TREATMENT FOR ROOT APHIDS
Liquid pyrethrum concentrate was mixed into the water/nutrient mix. Pyrethrum is an organic pesticide refined from flowers in the chrysanthemum family. However, it isn’t considered to be “organic” as the refining process isn’t completely organic. Bug buster –O by Fox Farm (not available in CA) is a mild concentration so it is recommended for preventative to light infestations. Most folks recommend using 2 oz per gallon of water for drench or hand water over your pots or rockwool. It is recommended to top feed with it, even if you drip or flood and drain, or re-circulate any hydroponic system, you will be guaranteed better coverage. Then flood table for about 1 hour. (Use the 2 oz. per gallon and fill up reservoir). Do once every 4 days until they are gone. It should take only two treatments. For larger reservoirs or gardens a stronger Pyrethrum is recommended. Remember, Pyrethrins, will kill any beneficial that you may have added to your medium or soil, so don’t forget to re-inoculate. The only down side is with the increasing regulation on pyrethrum products, and the difficulty of procuring said products, gardeners have had to figure out other ways to stop this pest.
Beauvaria bassiana is a beneficial fungus that infects soft-bodied insects. When a possible host insect brushes against the fungus spore, the spore attaches itself to the insect. Then it grows hyphae, which are simple thread-like filaments, into the body of the insect and starts feeding on the insect. When the insect dies it releases more fungus spores that are ready to germinate when they come in contact with a suitable host such as another root aphid. The products that contain this organism are difficult to procure in some states because of Ag laws. When using one of these products, make sure to USE NON- CHLORINATED WATER
We have been having a lot of success with high concentrations of Azadactrin. Aza-Sol has been working well, as has Vital Earth’s Neem concentrate. They seem to be a little stronger than Azamax and Azatrol. The latter working wonderfully in the preventative program, where as the former are a little better on the curative tip. Over the past year folks have also been raving about Sierra Natural Science’s, SNS-203, a natural, organic, effective root drench that does great work stopping these pesky buggers among other pernicious root feeding soil dwellers.

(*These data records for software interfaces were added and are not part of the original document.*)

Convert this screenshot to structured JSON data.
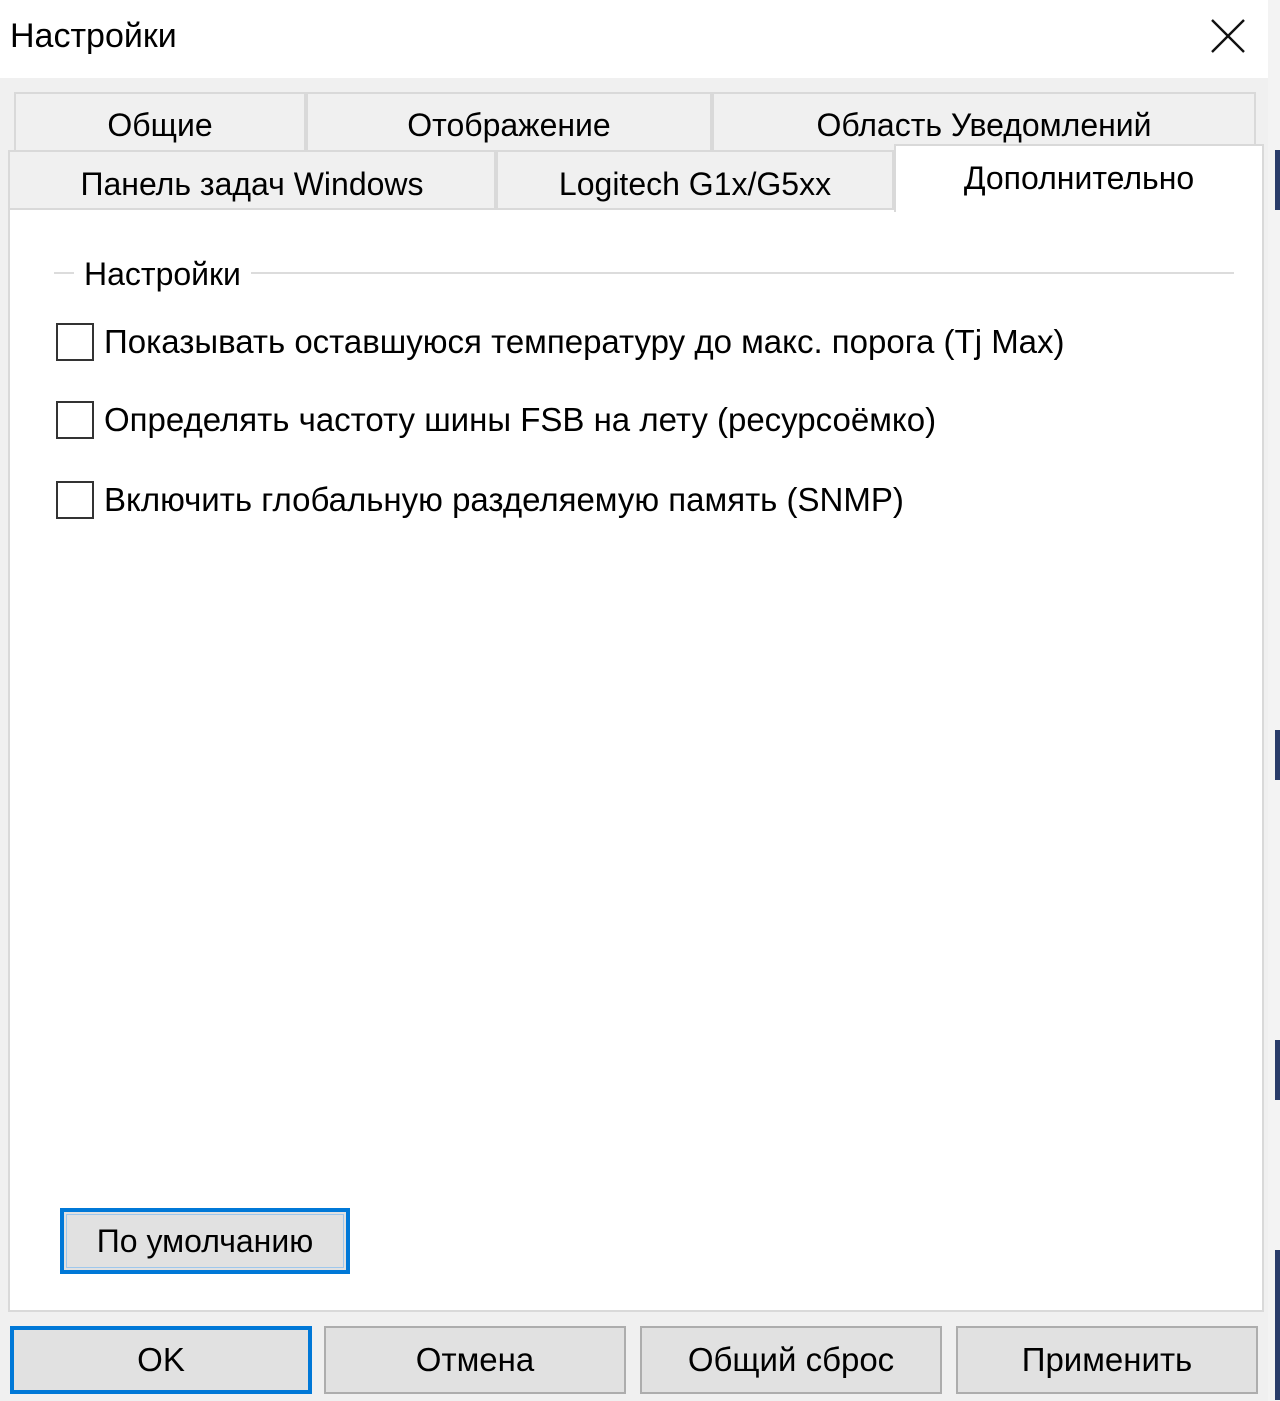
{
  "window": {
    "title": "Настройки",
    "close_icon": "close-icon"
  },
  "tabs": {
    "row1": [
      {
        "label": "Общие"
      },
      {
        "label": "Отображение"
      },
      {
        "label": "Область Уведомлений"
      }
    ],
    "row2": [
      {
        "label": "Панель задач Windows"
      },
      {
        "label": "Logitech G1x/G5xx"
      },
      {
        "label": "Дополнительно",
        "active": true
      }
    ]
  },
  "settings_group": {
    "label": "Настройки",
    "options": [
      {
        "label": "Показывать оставшуюся температуру до макс. порога (Tj Max)",
        "checked": false
      },
      {
        "label": "Определять частоту шины FSB на лету (ресурсоёмко)",
        "checked": false
      },
      {
        "label": "Включить глобальную разделяемую память (SNMP)",
        "checked": false
      }
    ]
  },
  "default_button": "По умолчанию",
  "footer": {
    "ok": "OK",
    "cancel": "Отмена",
    "reset": "Общий сброс",
    "apply": "Применить"
  },
  "colors": {
    "focus_border": "#0078d7",
    "button_face": "#e1e1e1",
    "dialog_background": "#f0f0f0"
  }
}
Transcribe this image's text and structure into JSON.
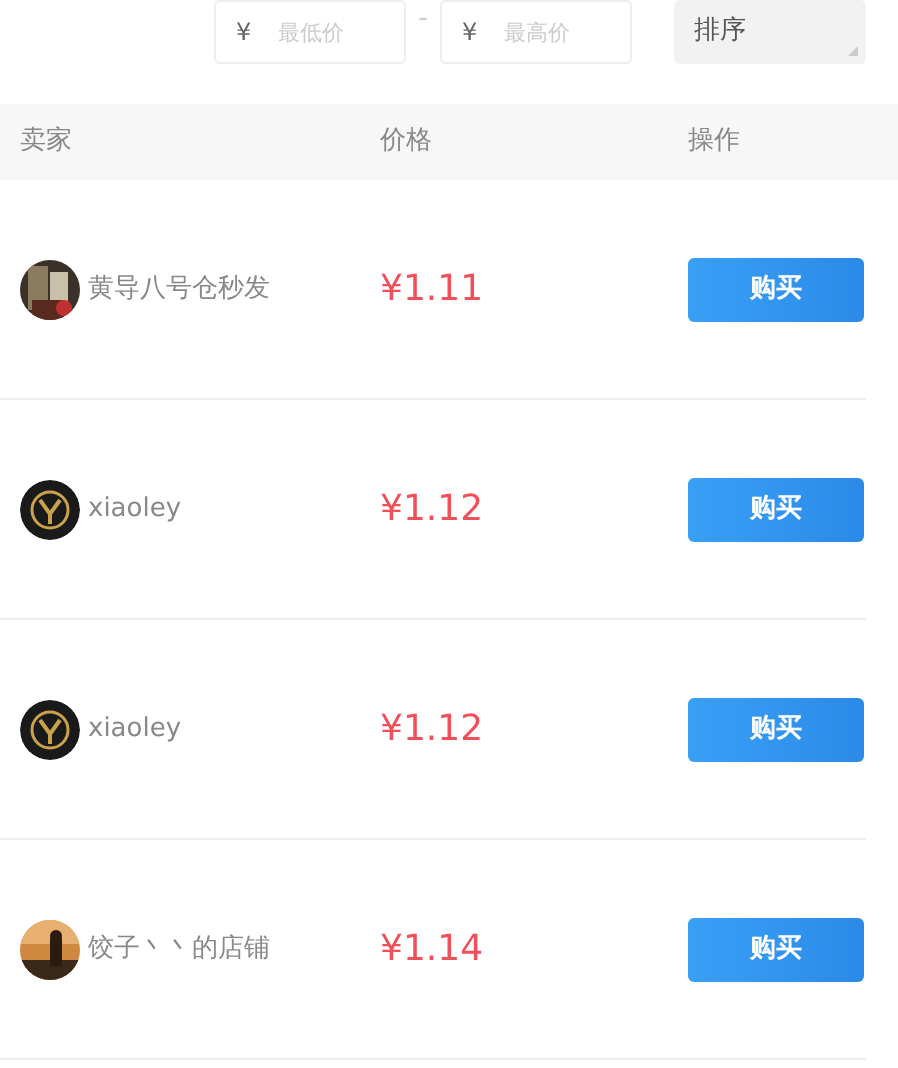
{
  "filter": {
    "min_price": {
      "prefix": "¥",
      "placeholder": "最低价"
    },
    "separator": "-",
    "max_price": {
      "prefix": "¥",
      "placeholder": "最高价"
    },
    "sort": {
      "label": "排序"
    }
  },
  "table": {
    "columns": [
      "卖家",
      "价格",
      "操作"
    ],
    "rows": [
      {
        "seller": "黄导八号仓秒发",
        "price": "¥1.11",
        "action": "购买"
      },
      {
        "avatar": {
          "kind": "logo"
        },
        "seller": "xiaoley",
        "price": "¥1.12",
        "action": "购买"
      },
      {
        "avatar": {
          "kind": "logo"
        },
        "seller": "xiaoley",
        "price": "¥1.12",
        "action": "购买"
      },
      {
        "avatar": {
          "kind": "sunset"
        },
        "seller": "饺子丶丶的店铺",
        "price": "¥1.14",
        "action": "购买"
      }
    ]
  }
}
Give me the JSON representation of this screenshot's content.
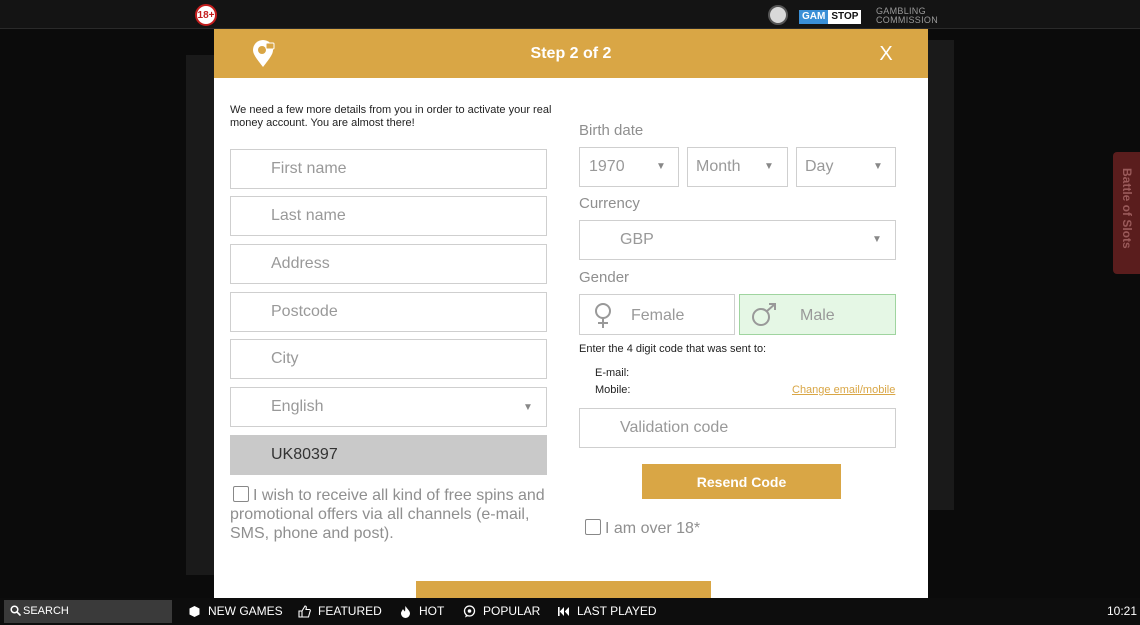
{
  "topbar": {
    "age_badge": "18+",
    "gamstop_left": "GAM",
    "gamstop_right": "STOP",
    "gc_line1": "GAMBLING",
    "gc_line2": "COMMISSION"
  },
  "side_tab": {
    "label": "Battle of Slots"
  },
  "modal": {
    "title": "Step 2 of 2",
    "close_label": "X",
    "intro": "We need a few more details from you in order to activate your real money account. You are almost there!",
    "fields": {
      "first_name": "First name",
      "last_name": "Last name",
      "address": "Address",
      "postcode": "Postcode",
      "city": "City",
      "language": "English",
      "account_code": "UK80397"
    },
    "promo_text": "I wish to receive all kind of free spins and promotional offers via all channels (e-mail, SMS, phone and post).",
    "birth_date": {
      "label": "Birth date",
      "year": "1970",
      "month": "Month",
      "day": "Day"
    },
    "currency": {
      "label": "Currency",
      "value": "GBP"
    },
    "gender": {
      "label": "Gender",
      "female": "Female",
      "male": "Male"
    },
    "code_note": "Enter the 4 digit code that was sent to:",
    "email_label": "E-mail:",
    "mobile_label": "Mobile:",
    "change_link": "Change email/mobile",
    "validation_placeholder": "Validation code",
    "resend_label": "Resend Code",
    "over18_label": "I am over 18*"
  },
  "bottombar": {
    "search": "SEARCH",
    "nav": [
      "NEW GAMES",
      "FEATURED",
      "HOT",
      "POPULAR",
      "LAST PLAYED"
    ],
    "clock": "10:21"
  },
  "colors": {
    "accent": "#d9a645",
    "selected_bg": "#e5f7e5",
    "readonly_bg": "#c9c9c9"
  }
}
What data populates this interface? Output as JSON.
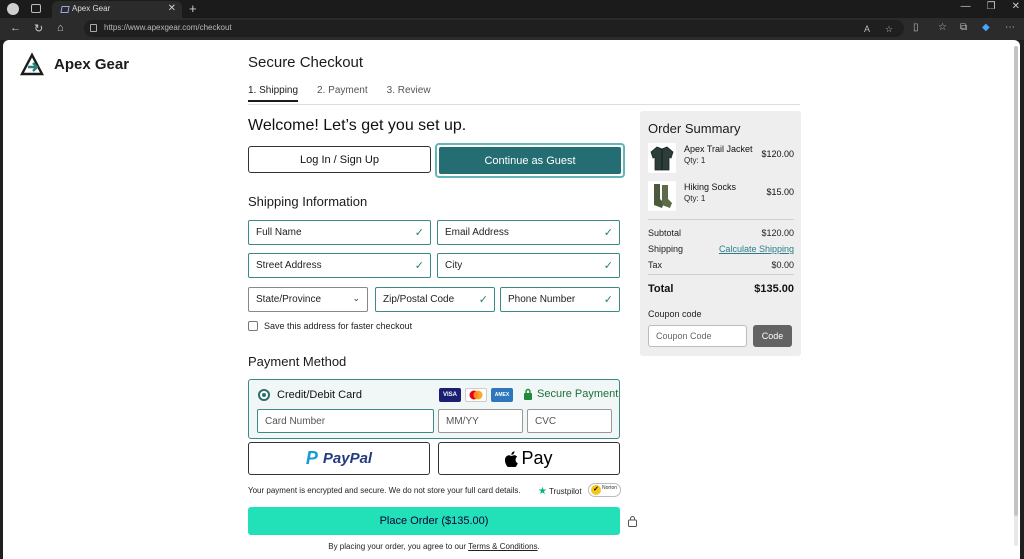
{
  "browser": {
    "tab_title": "Apex Gear",
    "url": "https://www.apexgear.com/checkout"
  },
  "brand": {
    "name": "Apex Gear"
  },
  "checkout": {
    "title": "Secure Checkout",
    "steps": [
      {
        "label": "1. Shipping",
        "active": true
      },
      {
        "label": "2. Payment",
        "active": false
      },
      {
        "label": "3. Review",
        "active": false
      }
    ],
    "welcome": "Welcome! Let’s get you set up.",
    "login_button": "Log In / Sign Up",
    "guest_button": "Continue as Guest",
    "shipping": {
      "heading": "Shipping Information",
      "fields": {
        "full_name": "Full Name",
        "email": "Email Address",
        "street": "Street Address",
        "city": "City",
        "state": "State/Province",
        "zip": "Zip/Postal Code",
        "phone": "Phone Number"
      },
      "save_address_label": "Save this address for faster checkout"
    },
    "payment": {
      "heading": "Payment Method",
      "card_option": "Credit/Debit Card",
      "card_brands": [
        "VISA",
        "Mastercard",
        "AMEX"
      ],
      "secure_label": "Secure Payment",
      "card_number_placeholder": "Card Number",
      "expiry_placeholder": "MM/YY",
      "cvc_placeholder": "CVC",
      "paypal_label": "PayPal",
      "applepay_label": "Pay",
      "security_note": "Your payment is encrypted and secure. We do not store your full card details.",
      "trustpilot": "Trustpilot",
      "norton": "Norton"
    },
    "place_order": "Place Order ($135.00)",
    "terms_prefix": "By placing your order, you agree to our ",
    "terms_link": "Terms & Conditions",
    "terms_suffix": "."
  },
  "summary": {
    "title": "Order Summary",
    "items": [
      {
        "name": "Apex Trail Jacket",
        "qty": "Qty: 1",
        "price": "$120.00"
      },
      {
        "name": "Hiking Socks",
        "qty": "Qty: 1",
        "price": "$15.00"
      }
    ],
    "subtotal_label": "Subtotal",
    "subtotal": "$120.00",
    "shipping_label": "Shipping",
    "shipping_link": "Calculate Shipping",
    "tax_label": "Tax",
    "tax": "$0.00",
    "total_label": "Total",
    "total": "$135.00",
    "coupon_label": "Coupon code",
    "coupon_placeholder": "Coupon Code",
    "coupon_button": "Code"
  },
  "colors": {
    "teal_dark": "#246e73",
    "teal_border": "#3c8a85",
    "place_order_green": "#22e0b8"
  }
}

One of the best preventative practices is the introduction of beneficial, predatory nematodes into one’s garden. These nematodes are microscopic carnivores that attack all kinds of insects in all stages of growth. Once the nematodes come in contact with the insect, whether adult or pupae, it is walking dead. After the feast, the nematodes do just what you’d expect, so thousands more hungry nematodes enter the scene looking for a good meal. Follow directions on packages. This is another program that definitely works best as a preventative. While they can regain control after a serious infestation, they don’t quite cut it. They are an effective, lesser cost, biological alternative. USE NON- CHLORINATED WATER